There are strong indications that the new government of Mexico is one of stability and one with a creditable sense of its duties and obligations. On the fifth of September, the citizens of that country elected Alvaro Obregon to be their chief executive. Prominent and popular as a soldier and as a statesman, the president-elect is supported by a coalition of parties and gives promise of a new lease of life to Mexico.
It is natural that recognition by the United States government should play an important part in the political and social rehabilitation of Mexico. The full protection of valid American interests in that country has been our primary concern. It has been promised by President do la Hueria and by President elect Obregon that these interests will be protected; and indeed the present government seems better qualified to make such a promise than any preceding government since the time of Diaz.
The attitude of the United States has always been one of toleration toward Mexico,--when such toleration was consistent with the best interests of both nations. The Mexicans now are almost for the first time learning to govern themselves; they are recovering from the paternalism of Diaz. The recognition of their government by the United States would have a wholesome influence upon their internal affairs. The governors of three of our border states--Texas, Arizona and New Mexico--haxe expressed their faith in the stability and sincerity of Mexico.
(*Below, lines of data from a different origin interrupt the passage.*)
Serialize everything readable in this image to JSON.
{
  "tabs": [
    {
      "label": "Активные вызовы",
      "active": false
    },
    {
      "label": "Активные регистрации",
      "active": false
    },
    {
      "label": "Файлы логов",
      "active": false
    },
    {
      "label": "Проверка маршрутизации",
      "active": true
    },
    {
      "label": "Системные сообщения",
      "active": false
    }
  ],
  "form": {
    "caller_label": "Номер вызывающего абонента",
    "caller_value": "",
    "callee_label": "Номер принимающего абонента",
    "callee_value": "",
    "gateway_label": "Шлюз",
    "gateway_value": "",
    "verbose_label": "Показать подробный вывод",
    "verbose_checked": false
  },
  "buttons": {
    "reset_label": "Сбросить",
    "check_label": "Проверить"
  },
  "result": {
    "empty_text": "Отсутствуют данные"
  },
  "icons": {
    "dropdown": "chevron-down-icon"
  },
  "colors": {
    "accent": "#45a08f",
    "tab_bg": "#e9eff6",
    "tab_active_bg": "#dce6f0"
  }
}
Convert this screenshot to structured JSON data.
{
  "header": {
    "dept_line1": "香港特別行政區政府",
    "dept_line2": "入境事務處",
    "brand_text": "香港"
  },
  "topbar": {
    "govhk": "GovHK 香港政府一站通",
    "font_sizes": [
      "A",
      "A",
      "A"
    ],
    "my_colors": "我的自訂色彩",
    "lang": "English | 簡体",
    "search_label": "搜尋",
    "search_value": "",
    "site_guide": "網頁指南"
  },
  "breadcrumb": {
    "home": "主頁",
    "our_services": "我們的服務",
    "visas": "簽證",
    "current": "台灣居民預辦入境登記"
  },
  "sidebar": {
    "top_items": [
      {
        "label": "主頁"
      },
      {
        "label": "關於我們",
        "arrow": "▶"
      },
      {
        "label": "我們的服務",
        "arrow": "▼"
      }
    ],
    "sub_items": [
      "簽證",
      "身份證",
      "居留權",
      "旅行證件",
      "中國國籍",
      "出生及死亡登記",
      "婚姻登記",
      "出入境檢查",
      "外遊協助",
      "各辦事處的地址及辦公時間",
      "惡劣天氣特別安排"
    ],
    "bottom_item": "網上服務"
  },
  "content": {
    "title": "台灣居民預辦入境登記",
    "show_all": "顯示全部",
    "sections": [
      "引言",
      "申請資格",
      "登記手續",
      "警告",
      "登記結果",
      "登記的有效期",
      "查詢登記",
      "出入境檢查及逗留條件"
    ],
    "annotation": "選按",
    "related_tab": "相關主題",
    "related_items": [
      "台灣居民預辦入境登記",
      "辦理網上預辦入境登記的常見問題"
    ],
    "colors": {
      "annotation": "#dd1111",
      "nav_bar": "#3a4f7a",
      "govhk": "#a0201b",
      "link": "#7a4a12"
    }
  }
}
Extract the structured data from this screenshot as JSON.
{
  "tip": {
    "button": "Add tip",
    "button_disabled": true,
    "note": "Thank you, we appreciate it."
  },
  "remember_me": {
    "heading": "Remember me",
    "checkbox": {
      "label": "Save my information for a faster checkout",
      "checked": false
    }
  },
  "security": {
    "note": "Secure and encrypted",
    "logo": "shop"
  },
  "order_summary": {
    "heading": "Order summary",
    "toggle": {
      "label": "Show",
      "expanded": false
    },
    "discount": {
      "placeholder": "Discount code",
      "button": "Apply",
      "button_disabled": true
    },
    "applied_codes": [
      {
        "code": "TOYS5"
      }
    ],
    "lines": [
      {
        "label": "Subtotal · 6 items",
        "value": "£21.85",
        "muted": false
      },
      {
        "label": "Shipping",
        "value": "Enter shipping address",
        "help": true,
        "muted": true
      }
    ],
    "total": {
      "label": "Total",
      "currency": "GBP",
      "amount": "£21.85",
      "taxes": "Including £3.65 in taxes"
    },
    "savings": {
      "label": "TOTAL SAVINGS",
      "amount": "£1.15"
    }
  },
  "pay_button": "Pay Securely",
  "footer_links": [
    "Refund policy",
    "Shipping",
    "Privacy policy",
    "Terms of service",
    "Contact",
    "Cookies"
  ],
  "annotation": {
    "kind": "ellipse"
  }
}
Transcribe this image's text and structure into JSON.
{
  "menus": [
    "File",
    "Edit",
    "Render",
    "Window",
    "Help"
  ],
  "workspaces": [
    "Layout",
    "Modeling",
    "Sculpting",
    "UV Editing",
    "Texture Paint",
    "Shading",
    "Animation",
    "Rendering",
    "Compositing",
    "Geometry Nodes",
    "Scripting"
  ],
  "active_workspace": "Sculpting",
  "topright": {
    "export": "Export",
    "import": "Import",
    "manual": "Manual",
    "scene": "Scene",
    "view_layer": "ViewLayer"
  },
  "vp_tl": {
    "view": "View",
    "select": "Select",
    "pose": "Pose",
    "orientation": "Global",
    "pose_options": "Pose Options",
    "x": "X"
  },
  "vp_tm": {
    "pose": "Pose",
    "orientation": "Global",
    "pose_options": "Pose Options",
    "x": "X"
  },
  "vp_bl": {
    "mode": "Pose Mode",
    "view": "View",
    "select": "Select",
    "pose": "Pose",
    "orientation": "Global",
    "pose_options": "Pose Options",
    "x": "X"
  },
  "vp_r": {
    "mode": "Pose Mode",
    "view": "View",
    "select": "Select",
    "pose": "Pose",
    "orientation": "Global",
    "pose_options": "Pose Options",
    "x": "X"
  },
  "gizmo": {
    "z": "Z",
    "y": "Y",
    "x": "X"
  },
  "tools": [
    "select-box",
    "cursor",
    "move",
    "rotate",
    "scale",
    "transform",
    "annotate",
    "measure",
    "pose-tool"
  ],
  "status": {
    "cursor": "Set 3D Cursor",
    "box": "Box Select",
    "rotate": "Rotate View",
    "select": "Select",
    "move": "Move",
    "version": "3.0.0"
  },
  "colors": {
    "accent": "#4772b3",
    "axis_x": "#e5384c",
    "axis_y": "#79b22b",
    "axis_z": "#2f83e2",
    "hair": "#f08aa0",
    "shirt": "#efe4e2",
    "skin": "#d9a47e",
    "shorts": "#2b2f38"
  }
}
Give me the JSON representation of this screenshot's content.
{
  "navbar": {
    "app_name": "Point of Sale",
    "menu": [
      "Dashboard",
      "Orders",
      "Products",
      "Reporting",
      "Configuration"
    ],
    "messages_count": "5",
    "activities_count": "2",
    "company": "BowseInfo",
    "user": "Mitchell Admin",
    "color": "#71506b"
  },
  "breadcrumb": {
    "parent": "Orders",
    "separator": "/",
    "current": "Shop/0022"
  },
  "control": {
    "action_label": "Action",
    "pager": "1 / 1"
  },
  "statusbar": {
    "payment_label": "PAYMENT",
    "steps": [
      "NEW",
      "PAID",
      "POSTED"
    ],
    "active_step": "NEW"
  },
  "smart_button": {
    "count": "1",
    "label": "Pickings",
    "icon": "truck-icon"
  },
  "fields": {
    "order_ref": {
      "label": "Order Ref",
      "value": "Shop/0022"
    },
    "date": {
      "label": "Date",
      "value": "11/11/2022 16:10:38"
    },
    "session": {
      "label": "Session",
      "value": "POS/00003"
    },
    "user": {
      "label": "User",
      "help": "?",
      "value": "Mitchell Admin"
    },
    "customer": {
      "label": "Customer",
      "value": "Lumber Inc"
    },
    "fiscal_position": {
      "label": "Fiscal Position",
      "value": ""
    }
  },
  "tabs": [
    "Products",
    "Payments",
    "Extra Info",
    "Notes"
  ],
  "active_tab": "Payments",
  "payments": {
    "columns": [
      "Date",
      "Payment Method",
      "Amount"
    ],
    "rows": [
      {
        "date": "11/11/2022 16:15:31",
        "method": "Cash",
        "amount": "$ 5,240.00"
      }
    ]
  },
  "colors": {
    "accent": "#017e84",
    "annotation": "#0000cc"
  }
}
It is to be hoped the federal government will soon be able to speak in the same way for the nation as a whole.